There were six training sessions:
- Reversible Scaldinos: How to make those lovely Italian style comforters that hotels place at the end of the bed for added colour and to protect the spread from the suitcase. ( In the UK we would probably call them a bed sash or bed throw)
- Pillow with Overlay: Not a technique I’ve used before but something I will use in the future. (btw The American word for cushion is pillow)
- Creative Design Boards: A simple, effective and professional way to present your design ideas to clients
- Pillow Tuck Coverlets: I don’t get asked for these very often but this was a useful refresher session.
- Tweet Chat: a taster session for those new to twitter, with an intro to #customwrkrmchat which takes place most Mondays at 9.30am EST which is 1.30pm Monday lunchtime in the UK.
- Zipping: CHF are to issue a DVD on the different techniques for inserting zippers and we were able to observe some of the production techniques for zipper insertion and to ask questions.
The weekend ended just after lunch on Sunday which meant I was able to have some free time in the afternoon. This involved a trip to TKMax to buy a new suitcase as the lock had broken on one of mine so I had to cut the zip to get it open…. After I got back to my hotel room a couple of the ladies who were attending the Pricing class the next day asked if I would like to visit a workroom in Charlotte during the evening.
We had been invited by Debbie Allen of Highgrove Design, another subscriber winner who has been in business for 10 years and now working with her team in retail park premises at the back of a furniture shop. Debbie works seven days a week and typically 10 hours day which is really evident in the amount of work she and her girls produce each week. She works exclusively for the trade and interior designers. It was a thrill for me to visit her workroom and to see her set up.

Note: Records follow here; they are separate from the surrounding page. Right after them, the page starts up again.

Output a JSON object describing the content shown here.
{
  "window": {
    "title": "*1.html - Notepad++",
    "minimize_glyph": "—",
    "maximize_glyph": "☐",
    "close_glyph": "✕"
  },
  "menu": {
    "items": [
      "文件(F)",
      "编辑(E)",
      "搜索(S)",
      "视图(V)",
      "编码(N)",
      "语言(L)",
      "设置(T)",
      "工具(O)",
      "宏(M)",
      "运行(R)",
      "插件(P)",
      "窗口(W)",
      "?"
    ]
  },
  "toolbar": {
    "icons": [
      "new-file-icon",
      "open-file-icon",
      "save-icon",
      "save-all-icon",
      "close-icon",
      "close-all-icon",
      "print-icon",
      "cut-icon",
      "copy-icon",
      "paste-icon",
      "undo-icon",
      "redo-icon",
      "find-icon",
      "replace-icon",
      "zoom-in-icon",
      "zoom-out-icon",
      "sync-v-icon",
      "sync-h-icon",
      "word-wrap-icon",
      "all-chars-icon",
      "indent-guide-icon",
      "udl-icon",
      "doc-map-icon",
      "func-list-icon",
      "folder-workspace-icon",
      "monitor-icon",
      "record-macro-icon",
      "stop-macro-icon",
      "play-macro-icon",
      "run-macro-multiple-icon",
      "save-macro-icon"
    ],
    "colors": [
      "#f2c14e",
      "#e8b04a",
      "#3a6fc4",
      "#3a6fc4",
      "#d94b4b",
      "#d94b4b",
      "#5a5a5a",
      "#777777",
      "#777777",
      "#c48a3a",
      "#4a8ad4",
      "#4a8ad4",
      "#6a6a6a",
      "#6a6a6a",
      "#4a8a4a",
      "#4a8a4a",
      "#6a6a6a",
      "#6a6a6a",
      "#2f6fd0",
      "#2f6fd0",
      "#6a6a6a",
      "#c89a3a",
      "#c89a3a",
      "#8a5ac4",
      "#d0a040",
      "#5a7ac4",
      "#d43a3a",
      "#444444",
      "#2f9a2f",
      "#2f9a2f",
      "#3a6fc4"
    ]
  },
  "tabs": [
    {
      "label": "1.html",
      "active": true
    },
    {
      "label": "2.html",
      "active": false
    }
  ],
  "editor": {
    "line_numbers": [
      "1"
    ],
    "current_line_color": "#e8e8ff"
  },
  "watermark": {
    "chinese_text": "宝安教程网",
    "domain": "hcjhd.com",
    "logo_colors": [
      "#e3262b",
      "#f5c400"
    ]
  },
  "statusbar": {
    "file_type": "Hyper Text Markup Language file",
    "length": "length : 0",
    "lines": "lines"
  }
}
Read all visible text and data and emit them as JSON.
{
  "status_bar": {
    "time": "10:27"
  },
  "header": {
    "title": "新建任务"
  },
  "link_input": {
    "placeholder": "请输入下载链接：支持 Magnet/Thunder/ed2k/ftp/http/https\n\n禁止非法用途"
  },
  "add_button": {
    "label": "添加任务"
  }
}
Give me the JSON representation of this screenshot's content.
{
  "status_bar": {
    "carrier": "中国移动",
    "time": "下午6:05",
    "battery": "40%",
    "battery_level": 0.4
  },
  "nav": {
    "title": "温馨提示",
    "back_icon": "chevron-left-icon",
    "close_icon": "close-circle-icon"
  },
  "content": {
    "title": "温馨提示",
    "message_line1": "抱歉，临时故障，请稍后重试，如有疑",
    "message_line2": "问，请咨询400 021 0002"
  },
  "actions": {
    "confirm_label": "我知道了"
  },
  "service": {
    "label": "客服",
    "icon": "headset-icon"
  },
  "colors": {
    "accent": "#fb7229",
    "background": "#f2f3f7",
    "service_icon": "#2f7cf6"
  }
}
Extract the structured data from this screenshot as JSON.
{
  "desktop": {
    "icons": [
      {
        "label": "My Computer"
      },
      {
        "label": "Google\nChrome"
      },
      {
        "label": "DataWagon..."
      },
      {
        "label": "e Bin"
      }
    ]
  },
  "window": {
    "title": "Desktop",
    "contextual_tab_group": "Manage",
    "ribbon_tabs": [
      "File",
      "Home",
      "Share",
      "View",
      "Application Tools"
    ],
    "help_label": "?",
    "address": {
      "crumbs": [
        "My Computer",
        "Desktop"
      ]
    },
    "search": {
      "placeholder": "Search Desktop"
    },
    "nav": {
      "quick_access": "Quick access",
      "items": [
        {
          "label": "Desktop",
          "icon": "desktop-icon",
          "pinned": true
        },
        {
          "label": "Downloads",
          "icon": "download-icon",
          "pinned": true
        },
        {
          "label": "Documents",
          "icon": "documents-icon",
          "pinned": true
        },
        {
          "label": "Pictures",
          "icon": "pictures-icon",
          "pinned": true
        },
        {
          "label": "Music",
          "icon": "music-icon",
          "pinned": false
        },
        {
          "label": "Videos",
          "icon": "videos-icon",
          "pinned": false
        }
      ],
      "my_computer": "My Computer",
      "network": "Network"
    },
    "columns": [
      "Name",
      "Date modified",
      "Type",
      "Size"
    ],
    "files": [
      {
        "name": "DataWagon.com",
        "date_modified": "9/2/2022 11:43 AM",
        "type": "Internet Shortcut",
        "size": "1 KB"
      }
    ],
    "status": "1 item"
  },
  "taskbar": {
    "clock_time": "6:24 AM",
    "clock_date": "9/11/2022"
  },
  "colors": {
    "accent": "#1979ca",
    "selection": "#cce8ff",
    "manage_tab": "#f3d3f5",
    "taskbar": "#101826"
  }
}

On the Monday and Tuesday I went to a brilliant course called Pricing Without Emotion led by the lovely Michelle Williams of The Scarlet Thread. Pricing can be really difficult for curtain makers. We know how to sew and create beautiful things but putting a price list together, pricing something you’ve never made before and making sure you don’t sell yourself short are all business skills that don’t come naturally to us. I really learned a lot from this course and will be approaching things with a whole new attitude from now on.
On the Monday evening I was invited out to dinner by Jeff Denny, the COO of Rowley Company, who took me and two of his colleagues to a wonderful Chinese restaurant. Rowley Company are a brilliant company providing a really wide range of supplies to the trade and we had a fascinating evening discussing the differences between the American and UK markets.
I had a great trip and can’t wait to go back. It was wonderful to be in a space completely dedicated to learning about soft furnishings with really knowledgeable tutors. If only we had a CHF Academy in the UK. I met so many really nice people and I was delighted by how many of them knew about Denton Drapes and by their very kind words about with my blog, website, facebook and twitter activities.
Many thanks to the excellent CHF tutors Michelle Williams, Sarah O’Neil, Cheri Mulhare, Donna Cash, Jeanelle Dech; To my fellow weekenders Kelly Mueller, Ann Moore-Spencer, Susan Ackerman, Sydney Schwartz-Hardiman, Nancy Baldwin Letts, Lorraine Bernstein, Leisha Schutt, Susan Schein, Sharen Charloff and Beuancha Jeffries; to Susan Woodcock, Laurie Medford, Jeff Denny, from Rowley Company; and to everyone whose name have slipped my mind this afternoon.